_What the exercise asks:_
Using the entries below, show all lines with the string "text".
Top of Exercise data
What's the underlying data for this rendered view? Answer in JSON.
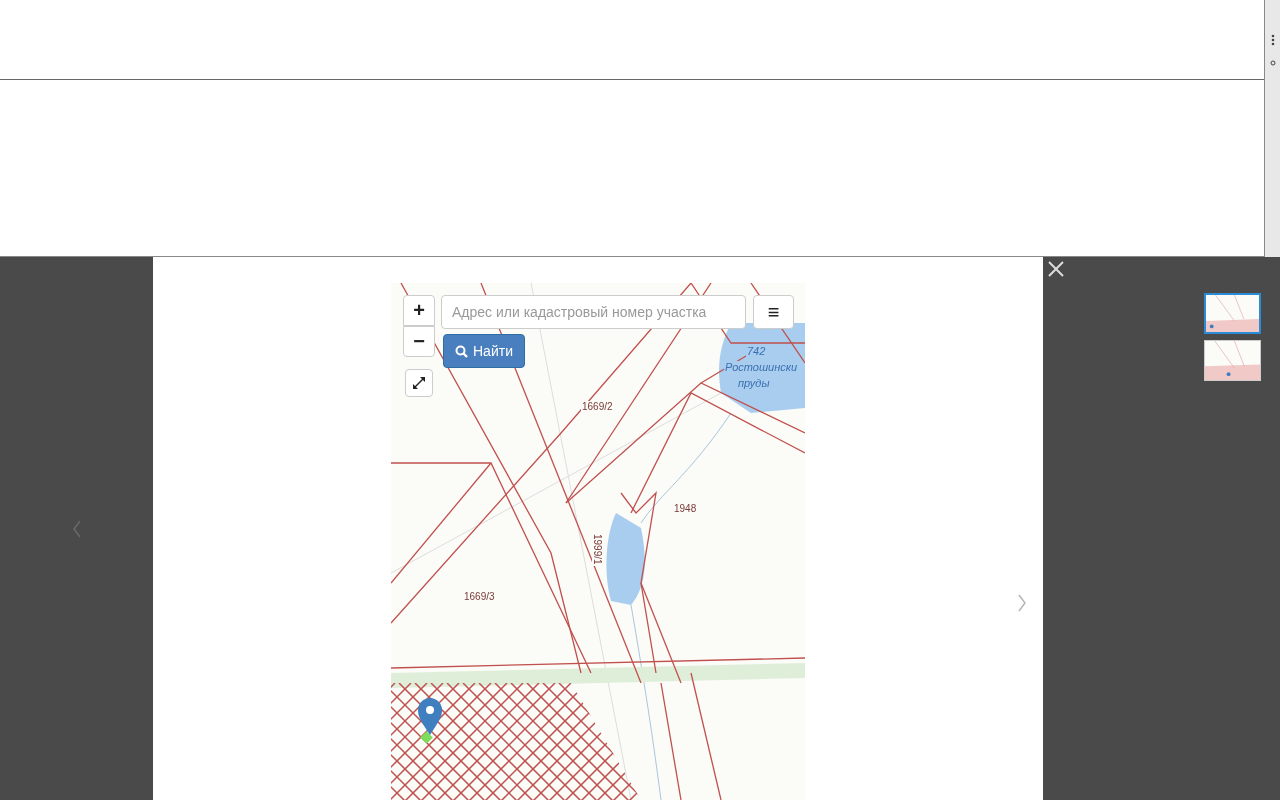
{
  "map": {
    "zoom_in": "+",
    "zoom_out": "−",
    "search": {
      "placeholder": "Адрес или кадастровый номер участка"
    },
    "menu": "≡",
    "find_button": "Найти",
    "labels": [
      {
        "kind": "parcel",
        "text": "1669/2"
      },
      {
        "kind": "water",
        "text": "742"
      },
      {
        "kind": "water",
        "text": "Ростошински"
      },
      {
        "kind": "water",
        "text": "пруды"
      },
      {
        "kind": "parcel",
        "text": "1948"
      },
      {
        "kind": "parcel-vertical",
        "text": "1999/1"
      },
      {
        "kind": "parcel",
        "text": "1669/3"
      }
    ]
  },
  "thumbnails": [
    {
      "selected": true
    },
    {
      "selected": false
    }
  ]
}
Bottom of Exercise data
_Exercise result:_
        "text": "1669/2"
        "text": "742"
        "text": "Ростошински"
        "text": "пруды"
        "text": "1948"
        "text": "1999/1"
        "text": "1669/3"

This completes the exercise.